Thomas said...

That someone as committed as yourself to a fundamentalist hermeneutic (I don't mean that in a pejorative way) couldn't even conceive of how one might live out, say, the life of Moses through practice was my point, and clearly we agree there.

However, I would not want to be mistaken for conveying the notion that to understand Gregory on this point requires great intellectual exertion. This certainly is the case in some of his theological anthropology or Trinitarian theology, where one must have prior training and must exert a lot of mental energy to follow him, but this is not the case with the issue here.

What is keeping you from understanding is not any lack of intellectual capacity, but a very different starting point, a readily identifiable kind of rationalism that divides theory from practice, demands a beginning from an absolutely certain epistemological foundation from which one can proceed deductively, and thinks of truth as primarily consisting of the correspondence of words with states in reality (as is clear from your flatly false statement that Gregory does not believe the Bible is true).

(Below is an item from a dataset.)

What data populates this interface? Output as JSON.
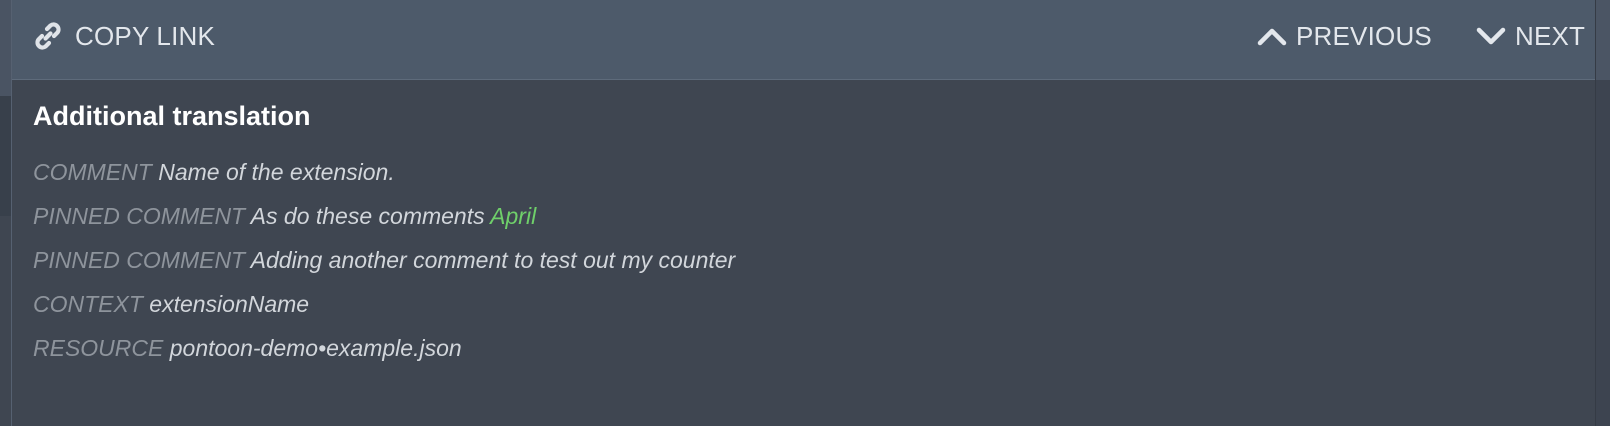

Although none of this means your rationalistic framework is wrong (that's an argument for another day), it certainly is quite modern and cannot be found either in Patristic writers, apostolic writers, or the authors of the Old Testament. The historical novelty of the idea of positive, certain ground, which as a historical matter originates in the Enlightenment, ought at least to advise caution in imposing it on pre-enlightenment texts.

In any case, to summarize Gregory's position here: a truth that can be both lived out by the practices of the body and reflected on by the mind is superior to a truth that can be reflected on but not lived out. The latter is more abstract than the former, because it stands farther from concrete practice. And, therefore, a hermeneutic method that reveals truths that can be lived is superior to a more abstract hermeneutic that tends to reveal more the truths that belong solely to the mind.